"They questioned me about my journalistic work, they wanted to know why I was frequently visiting Istanbul. I told them that it was normal for a journalist to travel and that I was studying in Turkey. But since then I have been subject to a smear campaign on social media by people associated with the Palestinian security forces in the West Bank. They have accused me of participating in the anti-Abbas protests and some even went as far as claiming that I was a Hamas agent. This, of course, is not true."
The second incident took place in Nablus on June 30, also during a protest against Abbas's sanctions against the Gaza Strip, Lara Kan'an. Her experience was not much different than that of her colleague, Hassona. Videos posted on Facebook showed the moment Kan'an and other protesters were attacked by men in civilian clothes believed to be security officers or activists belonging to Abbas's ruling Fatah faction. They also seized her mobile phone and returned it only after deleting the video and photos she had taken during the protest.
Kan'an recounted that when she initially refused to hand over her mobile phone to a security officer, she was approached by a policeman who hit her on the arm and violently pulled the device out of her hand. She said that another two men in civilian clothes attacked her from the back, with one pulling her from the hair and the other hitting her left shoulder. Kan'an was taken to the local Rafidiyeh Hospital, where x-rays showed she was suffering from bruises to the neck and shoulder.
Some Palestinian human rights groups were quick to condemn the assaults and call on the Palestinian leadership to stop targeting journalists.
The Palestinian Center for Development and Media Freedoms (MADA) condemned the attacks and expressed deep concern over the "increasing assaults on journalists [by the Palestinian security forces] in a manner that is particularly alarming and disturbing to women journalists." The group pointed out that the same scenario has recently been repeated in several Palestinian cities. "MADA demands all official bodies to investigate all the attacks and to publish the results thereof and to hold accountable the perpetrators and those responsible and to take measures to prevent their continuation," the group said in a statement.
The Palestinian Journalists Syndicate in the West Bank, a body dominated by Fatah loyalists, also issued a statement condemning the assaults and calling on the Palestinian leadership to hold accountable the perpetrators. Palestinian journalists, however, have become used to lip service from this institution, which is openly supportive of Abbas and his associates and serves as a mouthpiece for the Palestinian Authority.
The hypocrisy of the Palestinian Journalists Syndicate is easy to understand.
It is harder, however, to make sense of the behavior of the foreign media and international human rights groups, who essentially champion Abbas's fiefdom by ignoring its brutality.
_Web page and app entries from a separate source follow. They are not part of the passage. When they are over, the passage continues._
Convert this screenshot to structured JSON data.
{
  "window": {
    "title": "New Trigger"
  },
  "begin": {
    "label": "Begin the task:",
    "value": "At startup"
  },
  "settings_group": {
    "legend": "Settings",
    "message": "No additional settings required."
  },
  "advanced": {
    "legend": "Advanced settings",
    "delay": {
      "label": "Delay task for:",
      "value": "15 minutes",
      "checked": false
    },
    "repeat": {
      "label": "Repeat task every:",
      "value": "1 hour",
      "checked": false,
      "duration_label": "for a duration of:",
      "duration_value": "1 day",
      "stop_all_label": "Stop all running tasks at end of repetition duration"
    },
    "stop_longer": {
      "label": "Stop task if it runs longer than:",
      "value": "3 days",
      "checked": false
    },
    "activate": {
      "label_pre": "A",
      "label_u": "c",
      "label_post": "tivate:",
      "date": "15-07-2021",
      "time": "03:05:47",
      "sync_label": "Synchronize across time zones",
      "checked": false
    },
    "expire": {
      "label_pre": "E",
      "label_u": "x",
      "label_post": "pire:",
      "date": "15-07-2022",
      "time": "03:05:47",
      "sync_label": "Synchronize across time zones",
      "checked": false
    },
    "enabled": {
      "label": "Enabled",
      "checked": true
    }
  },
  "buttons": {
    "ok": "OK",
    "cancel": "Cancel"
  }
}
The truth is that the Palestinian Authority is a body that has long been functioning as a dictatorship that suppresses freedom of speech and imposes a reign of terror and intimidation on Palestinian journalists and critics.
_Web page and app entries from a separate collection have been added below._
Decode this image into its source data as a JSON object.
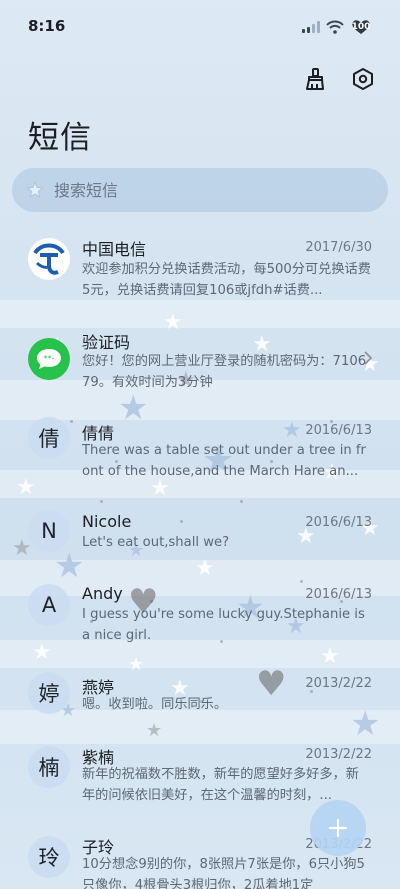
{
  "status_bar": {
    "time": "8:16",
    "battery": "100"
  },
  "header": {
    "title": "短信"
  },
  "search": {
    "placeholder": "搜索短信"
  },
  "conversations": [
    {
      "avatar_icon": "china-telecom-logo",
      "name": "中国电信",
      "date": "2017/6/30",
      "preview": "欢迎参加积分兑换话费活动，每500分可兑换话费5元，兑换话费请回复106或jfdh#话费..."
    },
    {
      "avatar_icon": "chat-bubble-icon",
      "name": "验证码",
      "date": "",
      "preview": "您好！您的网上营业厅登录的随机密码为：710679。有效时间为3分钟"
    },
    {
      "avatar_text": "倩",
      "name": "倩倩",
      "date": "2016/6/13",
      "preview": "There was a table set out under a tree in front of the house,and the March Hare an..."
    },
    {
      "avatar_text": "N",
      "name": "Nicole",
      "date": "2016/6/13",
      "preview": "Let's eat out,shall we?"
    },
    {
      "avatar_text": "A",
      "name": "Andy",
      "date": "2016/6/13",
      "preview": "I guess you're some lucky guy.Stephanie is a nice girl."
    },
    {
      "avatar_text": "婷",
      "name": "燕婷",
      "date": "2013/2/22",
      "preview": "嗯。收到啦。同乐同乐。"
    },
    {
      "avatar_text": "楠",
      "name": "紫楠",
      "date": "2013/2/22",
      "preview": "新年的祝福数不胜数，新年的愿望好多好多，新年的问候依旧美好，在这个温馨的时刻，..."
    },
    {
      "avatar_text": "玲",
      "name": "子玲",
      "date": "2013/2/22",
      "preview": "10分想念9别的你，8张照片7张是你，6只小狗5只像你，4根骨头3根归你，2瓜着地1定"
    }
  ],
  "colors": {
    "telecom_blue": "#1a5fb4",
    "chat_green": "#27c24c",
    "fab": "#b4d4f3"
  }
}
Today, it is the Palestinian journalists who are victims of the repression and violence. Tomorrow, it will be foreign journalists, who see these assaults but refuse to utter a word. It is only a question of time before a Western journalist is beaten on the streets of a Palestinian city. When that happens, the international media and human rights groups can look to themselves and their own biased and unprofessional behavior for answers.
Bassam Tawil, an Arab Muslim, is based in the Middle East.